*** Block opens ***
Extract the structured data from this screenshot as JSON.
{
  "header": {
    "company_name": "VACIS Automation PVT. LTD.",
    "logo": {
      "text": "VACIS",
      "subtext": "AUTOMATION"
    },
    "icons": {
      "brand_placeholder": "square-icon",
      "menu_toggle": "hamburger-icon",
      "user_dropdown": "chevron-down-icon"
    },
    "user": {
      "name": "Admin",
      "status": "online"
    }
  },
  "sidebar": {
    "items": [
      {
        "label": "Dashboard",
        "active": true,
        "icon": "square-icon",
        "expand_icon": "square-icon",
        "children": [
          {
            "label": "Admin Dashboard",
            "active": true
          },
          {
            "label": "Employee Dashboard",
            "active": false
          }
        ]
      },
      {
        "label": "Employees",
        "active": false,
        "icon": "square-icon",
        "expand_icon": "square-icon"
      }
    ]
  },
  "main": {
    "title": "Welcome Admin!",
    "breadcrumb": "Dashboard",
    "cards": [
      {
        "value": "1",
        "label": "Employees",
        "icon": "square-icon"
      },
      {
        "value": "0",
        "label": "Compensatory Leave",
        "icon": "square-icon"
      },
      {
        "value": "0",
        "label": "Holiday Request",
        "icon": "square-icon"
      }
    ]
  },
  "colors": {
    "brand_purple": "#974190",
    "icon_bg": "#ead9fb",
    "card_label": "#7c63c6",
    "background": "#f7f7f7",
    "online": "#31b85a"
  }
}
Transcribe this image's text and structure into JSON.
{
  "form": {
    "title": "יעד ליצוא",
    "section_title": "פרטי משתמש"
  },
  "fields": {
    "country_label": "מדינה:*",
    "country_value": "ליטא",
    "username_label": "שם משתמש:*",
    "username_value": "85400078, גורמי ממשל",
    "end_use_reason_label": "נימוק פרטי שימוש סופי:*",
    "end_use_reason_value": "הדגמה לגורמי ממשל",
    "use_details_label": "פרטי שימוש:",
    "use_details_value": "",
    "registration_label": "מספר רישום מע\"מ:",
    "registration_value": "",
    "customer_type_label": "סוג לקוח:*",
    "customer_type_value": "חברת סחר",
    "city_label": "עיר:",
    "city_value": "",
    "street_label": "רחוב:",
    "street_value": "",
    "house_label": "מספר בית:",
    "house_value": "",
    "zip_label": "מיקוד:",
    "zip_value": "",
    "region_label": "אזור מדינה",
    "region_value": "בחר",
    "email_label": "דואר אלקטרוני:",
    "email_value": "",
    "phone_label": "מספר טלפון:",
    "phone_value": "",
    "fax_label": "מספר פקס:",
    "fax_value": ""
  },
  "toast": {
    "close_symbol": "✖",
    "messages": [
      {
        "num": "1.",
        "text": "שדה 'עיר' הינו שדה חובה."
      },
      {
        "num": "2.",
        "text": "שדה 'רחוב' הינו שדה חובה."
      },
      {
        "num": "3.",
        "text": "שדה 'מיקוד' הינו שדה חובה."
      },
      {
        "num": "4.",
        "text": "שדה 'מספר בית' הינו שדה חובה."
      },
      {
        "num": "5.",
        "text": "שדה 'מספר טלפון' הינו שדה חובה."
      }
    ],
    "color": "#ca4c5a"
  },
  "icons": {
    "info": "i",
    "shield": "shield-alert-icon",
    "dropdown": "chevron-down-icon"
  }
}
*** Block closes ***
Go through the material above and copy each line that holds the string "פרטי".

    "section_title": "פרטי משתמש"
    "end_use_reason_label": "נימוק פרטי שימוש סופי:*",
    "use_details_label": "פרטי שימוש:",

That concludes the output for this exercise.